◆ Data for the task
• • • • • • •

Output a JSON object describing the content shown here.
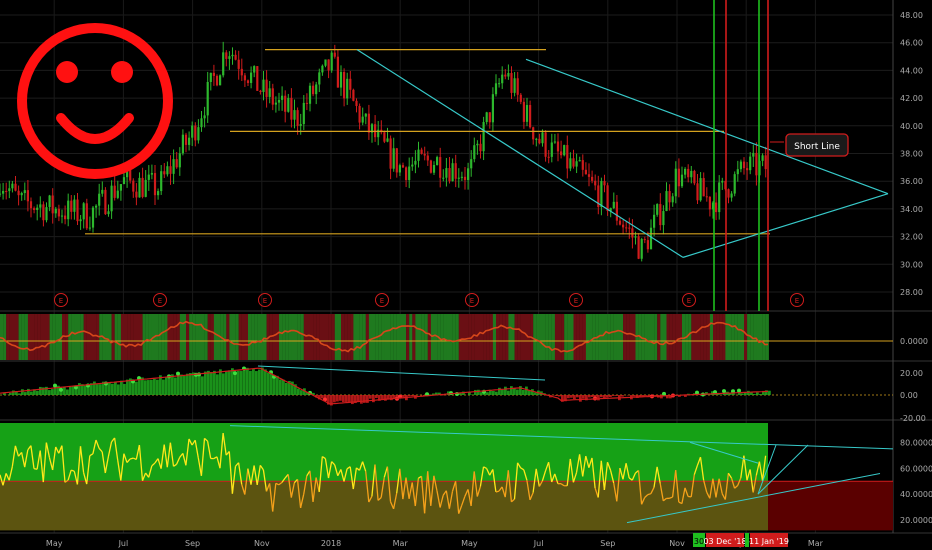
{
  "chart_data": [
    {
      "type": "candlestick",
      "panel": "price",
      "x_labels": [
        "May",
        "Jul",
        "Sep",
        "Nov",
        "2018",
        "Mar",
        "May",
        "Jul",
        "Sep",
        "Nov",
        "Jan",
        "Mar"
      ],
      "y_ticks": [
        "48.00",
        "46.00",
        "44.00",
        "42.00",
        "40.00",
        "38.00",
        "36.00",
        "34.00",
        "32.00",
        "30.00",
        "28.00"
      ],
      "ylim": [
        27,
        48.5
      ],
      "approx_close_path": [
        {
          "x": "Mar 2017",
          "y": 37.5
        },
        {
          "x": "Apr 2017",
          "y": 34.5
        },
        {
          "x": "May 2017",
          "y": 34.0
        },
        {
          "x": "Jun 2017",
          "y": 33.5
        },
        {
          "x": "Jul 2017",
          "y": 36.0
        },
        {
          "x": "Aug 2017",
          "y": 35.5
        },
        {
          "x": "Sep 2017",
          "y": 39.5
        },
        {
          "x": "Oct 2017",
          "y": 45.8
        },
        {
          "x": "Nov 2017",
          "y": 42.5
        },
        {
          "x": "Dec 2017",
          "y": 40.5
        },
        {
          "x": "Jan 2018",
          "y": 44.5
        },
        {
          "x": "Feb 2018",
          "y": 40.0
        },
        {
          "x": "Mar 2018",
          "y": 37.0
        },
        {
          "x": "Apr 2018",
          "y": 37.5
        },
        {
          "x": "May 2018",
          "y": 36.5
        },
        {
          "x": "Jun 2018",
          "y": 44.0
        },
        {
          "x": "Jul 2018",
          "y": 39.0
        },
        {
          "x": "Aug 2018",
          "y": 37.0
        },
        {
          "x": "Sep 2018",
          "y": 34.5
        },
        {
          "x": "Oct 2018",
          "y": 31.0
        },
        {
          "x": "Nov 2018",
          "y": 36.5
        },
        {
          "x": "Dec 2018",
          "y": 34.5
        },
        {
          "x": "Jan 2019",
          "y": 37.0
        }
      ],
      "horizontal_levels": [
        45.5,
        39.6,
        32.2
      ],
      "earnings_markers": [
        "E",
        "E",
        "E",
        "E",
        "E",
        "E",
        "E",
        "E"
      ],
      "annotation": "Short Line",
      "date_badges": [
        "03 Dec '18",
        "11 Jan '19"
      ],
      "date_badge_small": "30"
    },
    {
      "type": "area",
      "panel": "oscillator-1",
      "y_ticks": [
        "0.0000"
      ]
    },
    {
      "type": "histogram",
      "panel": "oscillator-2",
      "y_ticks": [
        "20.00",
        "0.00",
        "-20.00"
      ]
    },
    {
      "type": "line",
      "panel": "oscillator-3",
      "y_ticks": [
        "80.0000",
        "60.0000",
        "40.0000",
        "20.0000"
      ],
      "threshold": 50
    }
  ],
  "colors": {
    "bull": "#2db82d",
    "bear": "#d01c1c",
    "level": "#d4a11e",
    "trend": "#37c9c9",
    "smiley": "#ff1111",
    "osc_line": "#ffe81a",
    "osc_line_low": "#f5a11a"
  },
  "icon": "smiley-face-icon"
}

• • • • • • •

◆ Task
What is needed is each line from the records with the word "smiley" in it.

◆ Answer section
    "smiley": "#ff1111",
  "icon": "smiley-face-icon"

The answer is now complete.